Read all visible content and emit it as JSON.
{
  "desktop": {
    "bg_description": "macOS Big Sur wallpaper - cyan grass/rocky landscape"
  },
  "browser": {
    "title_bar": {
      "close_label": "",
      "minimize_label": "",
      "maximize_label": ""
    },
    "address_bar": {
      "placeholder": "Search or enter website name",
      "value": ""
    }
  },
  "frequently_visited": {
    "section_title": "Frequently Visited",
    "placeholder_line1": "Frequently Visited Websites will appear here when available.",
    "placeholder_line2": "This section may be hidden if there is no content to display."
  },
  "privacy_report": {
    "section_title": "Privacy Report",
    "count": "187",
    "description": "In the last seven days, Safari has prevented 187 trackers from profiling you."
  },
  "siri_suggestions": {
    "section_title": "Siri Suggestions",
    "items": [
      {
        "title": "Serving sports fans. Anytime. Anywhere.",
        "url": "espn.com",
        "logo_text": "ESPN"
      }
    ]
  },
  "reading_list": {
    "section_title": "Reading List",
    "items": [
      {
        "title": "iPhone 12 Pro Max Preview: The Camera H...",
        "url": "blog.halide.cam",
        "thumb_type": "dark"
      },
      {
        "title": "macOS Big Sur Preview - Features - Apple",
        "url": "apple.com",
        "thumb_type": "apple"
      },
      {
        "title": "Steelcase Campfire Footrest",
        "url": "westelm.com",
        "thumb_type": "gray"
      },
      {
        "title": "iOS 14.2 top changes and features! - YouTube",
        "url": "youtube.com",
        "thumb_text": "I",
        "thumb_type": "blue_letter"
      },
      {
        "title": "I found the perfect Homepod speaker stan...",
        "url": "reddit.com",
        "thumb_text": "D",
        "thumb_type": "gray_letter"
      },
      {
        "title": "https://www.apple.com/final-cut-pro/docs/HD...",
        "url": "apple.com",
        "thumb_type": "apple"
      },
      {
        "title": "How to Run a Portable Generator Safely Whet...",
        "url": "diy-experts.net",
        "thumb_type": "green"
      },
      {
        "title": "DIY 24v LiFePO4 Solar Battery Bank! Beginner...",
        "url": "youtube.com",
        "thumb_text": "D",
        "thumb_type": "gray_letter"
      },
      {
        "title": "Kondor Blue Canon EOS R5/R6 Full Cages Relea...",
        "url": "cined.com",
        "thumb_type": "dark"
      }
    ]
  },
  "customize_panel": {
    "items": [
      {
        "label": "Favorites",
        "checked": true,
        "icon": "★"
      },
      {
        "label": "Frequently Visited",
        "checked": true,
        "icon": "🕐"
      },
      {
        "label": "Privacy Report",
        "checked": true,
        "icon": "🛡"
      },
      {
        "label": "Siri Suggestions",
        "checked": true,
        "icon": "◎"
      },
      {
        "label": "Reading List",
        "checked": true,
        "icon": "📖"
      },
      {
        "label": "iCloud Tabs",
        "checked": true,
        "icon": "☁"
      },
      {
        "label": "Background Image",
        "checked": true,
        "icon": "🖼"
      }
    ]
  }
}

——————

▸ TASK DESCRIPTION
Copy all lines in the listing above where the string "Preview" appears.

▸ SOLVED EXERCISE
        "title": "iPhone 12 Pro Max Preview: The Camera H...",
        "title": "macOS Big Sur Preview - Features - Apple",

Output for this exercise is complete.